You may be aware that the results of Breathalyzer tests can be used as evidence in a drunk driving case. However, you may have also heard that many thousands of test results have been determined to be inadmissible.
Improper calibration, use by a law enforcement officer who wasn’t properly trained and other issues can bring the blood alcohol content (BAC) level they’re designed to determine into question. However, not every Breathalyzer device result can or should be thrown out.
For example, in 2020, an appellate court in Colorado ruled that a defendant didn’t have the right to challenge the functionality certificate of an Intoxilyzer 9000 that was used during a traffic stop. The man, who had three prior DUI convictions, was found guilty of felony driving while ability impaired (DWAI) when his BAC registered over .06%. Although the device produced a document certifying that it was in working order at the time of the stop, the defendant argued that the document wasn’t signed, as required under the law.
The appellate judges determined that with no evidence that the device wasn’t working properly, there was no reason to believe that the result wasn’t accurate. They also noted that the certificate didn’t qualify as testimony, so the defendant didn’t have a constitutional right under the Confrontation Clause of the Sixth Amendment to “confront” it as a person would have the right to confront a witness.
It could be argued that while having a person sign every functionality certificate would be too burdensome, the lack of a signature can still call into question whether the device was actually functional.
There are many things that a defendant might be able to challenge in a DUI case.

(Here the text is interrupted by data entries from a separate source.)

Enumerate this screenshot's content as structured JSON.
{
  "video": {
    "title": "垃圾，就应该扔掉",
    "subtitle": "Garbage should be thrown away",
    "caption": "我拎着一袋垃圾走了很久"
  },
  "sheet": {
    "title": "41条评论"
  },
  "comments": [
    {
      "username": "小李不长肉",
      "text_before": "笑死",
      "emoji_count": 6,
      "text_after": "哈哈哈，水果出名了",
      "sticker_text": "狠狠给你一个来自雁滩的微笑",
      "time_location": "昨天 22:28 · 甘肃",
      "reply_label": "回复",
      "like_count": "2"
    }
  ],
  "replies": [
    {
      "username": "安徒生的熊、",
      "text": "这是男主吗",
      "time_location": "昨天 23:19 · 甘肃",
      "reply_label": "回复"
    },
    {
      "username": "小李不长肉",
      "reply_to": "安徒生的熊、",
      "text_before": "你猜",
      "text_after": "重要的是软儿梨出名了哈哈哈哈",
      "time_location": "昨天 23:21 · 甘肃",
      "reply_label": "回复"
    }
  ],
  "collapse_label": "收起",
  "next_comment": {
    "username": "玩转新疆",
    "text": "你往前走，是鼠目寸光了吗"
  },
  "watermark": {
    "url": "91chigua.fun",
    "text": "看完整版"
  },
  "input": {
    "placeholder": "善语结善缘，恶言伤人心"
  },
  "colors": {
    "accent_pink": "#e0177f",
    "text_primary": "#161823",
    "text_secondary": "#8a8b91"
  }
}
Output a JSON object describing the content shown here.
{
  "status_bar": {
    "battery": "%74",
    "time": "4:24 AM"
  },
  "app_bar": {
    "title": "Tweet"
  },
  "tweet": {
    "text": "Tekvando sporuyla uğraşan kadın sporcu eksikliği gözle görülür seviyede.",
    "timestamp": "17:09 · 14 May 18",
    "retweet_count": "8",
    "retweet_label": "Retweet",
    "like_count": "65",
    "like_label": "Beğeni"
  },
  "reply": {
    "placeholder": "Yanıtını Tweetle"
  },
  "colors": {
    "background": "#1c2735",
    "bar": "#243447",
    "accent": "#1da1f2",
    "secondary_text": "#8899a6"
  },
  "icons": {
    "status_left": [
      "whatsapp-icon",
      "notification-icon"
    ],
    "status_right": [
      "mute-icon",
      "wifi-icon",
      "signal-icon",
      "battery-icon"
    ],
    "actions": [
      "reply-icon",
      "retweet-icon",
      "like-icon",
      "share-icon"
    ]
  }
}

While this particular defendant also challenged the constitutionality of the stop, the court ruled that the fact that his car had some nonfunctional lights made the stop valid.
The best way to determine what your options are for challenging any part of a drunk driving or any other case against you is by having sound legal guidance.